FILE PHOTO: The questions to the government session at the National Assembly in Paris
FILE PHOTO: French Foreign Minister Jean-Yves Le Drian, wearing a protective face mask, attends the questions to the government session at the National Assembly in Paris, France, February 1, 2022. REUTERS/Violeta Santos Moura/File Photo

February 16, 2022

By John Irish

PARIS (Reuters) – France’s foreign minister said on Wednesday that a decision on salvaging Iran’s 2015 nuclear deal with world powers was just days away, but that it was now up to Tehran to make the political choice.

Indirect talks between Iran and the United States on reviving the tattered agreement resumed last week after a 10-day hiatus and officials from the other parties to the accord – Britain, China, France, Germany and Russia – have shuttled between the two sides as they seek to close gaps.
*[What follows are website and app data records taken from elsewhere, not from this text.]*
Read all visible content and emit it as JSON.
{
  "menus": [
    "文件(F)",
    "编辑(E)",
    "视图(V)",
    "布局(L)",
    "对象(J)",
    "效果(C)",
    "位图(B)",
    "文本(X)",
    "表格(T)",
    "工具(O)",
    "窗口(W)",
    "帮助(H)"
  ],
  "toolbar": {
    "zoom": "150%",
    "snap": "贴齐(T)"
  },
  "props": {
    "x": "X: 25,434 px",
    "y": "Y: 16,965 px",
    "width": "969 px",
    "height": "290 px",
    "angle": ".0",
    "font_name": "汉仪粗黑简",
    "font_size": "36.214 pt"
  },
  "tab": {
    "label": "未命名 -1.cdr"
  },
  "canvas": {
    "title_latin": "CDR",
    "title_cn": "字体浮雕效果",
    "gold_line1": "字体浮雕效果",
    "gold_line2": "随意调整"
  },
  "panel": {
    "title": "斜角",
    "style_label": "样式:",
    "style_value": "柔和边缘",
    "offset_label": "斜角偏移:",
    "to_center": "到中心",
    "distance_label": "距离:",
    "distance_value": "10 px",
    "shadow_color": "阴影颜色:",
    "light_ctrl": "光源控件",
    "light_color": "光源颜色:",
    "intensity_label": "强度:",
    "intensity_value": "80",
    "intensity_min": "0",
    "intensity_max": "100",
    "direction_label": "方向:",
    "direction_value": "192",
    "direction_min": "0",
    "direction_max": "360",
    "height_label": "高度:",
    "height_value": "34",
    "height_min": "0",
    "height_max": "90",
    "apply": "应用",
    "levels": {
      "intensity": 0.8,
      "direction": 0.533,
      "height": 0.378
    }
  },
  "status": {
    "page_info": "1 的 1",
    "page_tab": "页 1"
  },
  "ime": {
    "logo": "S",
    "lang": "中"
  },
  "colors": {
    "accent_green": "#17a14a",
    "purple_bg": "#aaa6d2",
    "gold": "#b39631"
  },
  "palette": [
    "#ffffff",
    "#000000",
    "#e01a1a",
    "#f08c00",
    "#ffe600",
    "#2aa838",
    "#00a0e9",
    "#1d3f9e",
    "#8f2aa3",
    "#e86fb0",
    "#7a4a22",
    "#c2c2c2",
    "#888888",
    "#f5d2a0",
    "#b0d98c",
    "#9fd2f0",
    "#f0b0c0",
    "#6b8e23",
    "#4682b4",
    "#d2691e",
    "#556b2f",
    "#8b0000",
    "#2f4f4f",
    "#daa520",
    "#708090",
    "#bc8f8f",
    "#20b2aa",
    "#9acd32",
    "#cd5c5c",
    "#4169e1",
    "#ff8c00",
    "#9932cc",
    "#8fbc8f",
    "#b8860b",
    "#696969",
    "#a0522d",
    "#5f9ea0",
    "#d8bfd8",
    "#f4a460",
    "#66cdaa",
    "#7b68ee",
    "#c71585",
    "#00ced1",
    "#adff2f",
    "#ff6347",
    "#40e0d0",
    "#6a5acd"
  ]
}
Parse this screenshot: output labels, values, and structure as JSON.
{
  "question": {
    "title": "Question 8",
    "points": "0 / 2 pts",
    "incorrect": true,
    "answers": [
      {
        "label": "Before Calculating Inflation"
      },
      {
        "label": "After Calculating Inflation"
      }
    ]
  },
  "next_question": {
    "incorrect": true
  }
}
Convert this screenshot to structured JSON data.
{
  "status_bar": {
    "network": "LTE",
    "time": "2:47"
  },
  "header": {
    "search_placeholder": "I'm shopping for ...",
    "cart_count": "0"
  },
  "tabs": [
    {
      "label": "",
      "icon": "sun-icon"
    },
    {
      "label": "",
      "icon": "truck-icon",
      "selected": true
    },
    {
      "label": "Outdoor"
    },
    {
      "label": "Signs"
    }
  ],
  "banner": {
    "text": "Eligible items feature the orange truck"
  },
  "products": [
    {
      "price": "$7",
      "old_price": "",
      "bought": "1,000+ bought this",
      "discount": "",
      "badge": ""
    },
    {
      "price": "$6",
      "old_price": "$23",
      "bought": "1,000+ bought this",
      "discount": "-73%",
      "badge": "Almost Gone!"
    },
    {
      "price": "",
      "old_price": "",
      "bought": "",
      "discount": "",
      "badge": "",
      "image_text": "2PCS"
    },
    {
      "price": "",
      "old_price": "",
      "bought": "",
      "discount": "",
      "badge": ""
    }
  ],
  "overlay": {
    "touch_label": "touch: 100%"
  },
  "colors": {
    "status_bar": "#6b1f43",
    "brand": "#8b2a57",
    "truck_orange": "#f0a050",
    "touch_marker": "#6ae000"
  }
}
Western diplomats previously indicated they hoped to have a breakthrough by now, but tough issues remain unresolved. Iran has rejected any deadline imposed by Western powers.

“We have reached tipping point now. It’s not a matter of weeks, it’s a matter of days,” French Foreign Minister Jean-Yves Le Drian told parliament, adding that the Western powers, Russia and China were in accord on the outlines of the accord.

“Political decisions are needed from the Iranians. Either they trigger a serious crisis in the coming days, or they accept the agreement which respects the interests of all parties.”

The agreement began to unravel in 2018 when then-President Donald Trump withdrew the United States and reimposed harsh sanctions on Iran, which then began breaching the accord’s limits on its uranium enrichment activity.

Diplomats and analysts say the longer Iran remains outside the deal, the more nuclear expertise it will gain, shortening the time it might need to race to build a bomb if it chose to, thereby vitiating the accord’s original purpose. Tehran denies it has ever sought to develop nuclear arms.

(Additional reporting by Jean-Stephane Brosse, editing by Mark Heinrich)

View original article here Source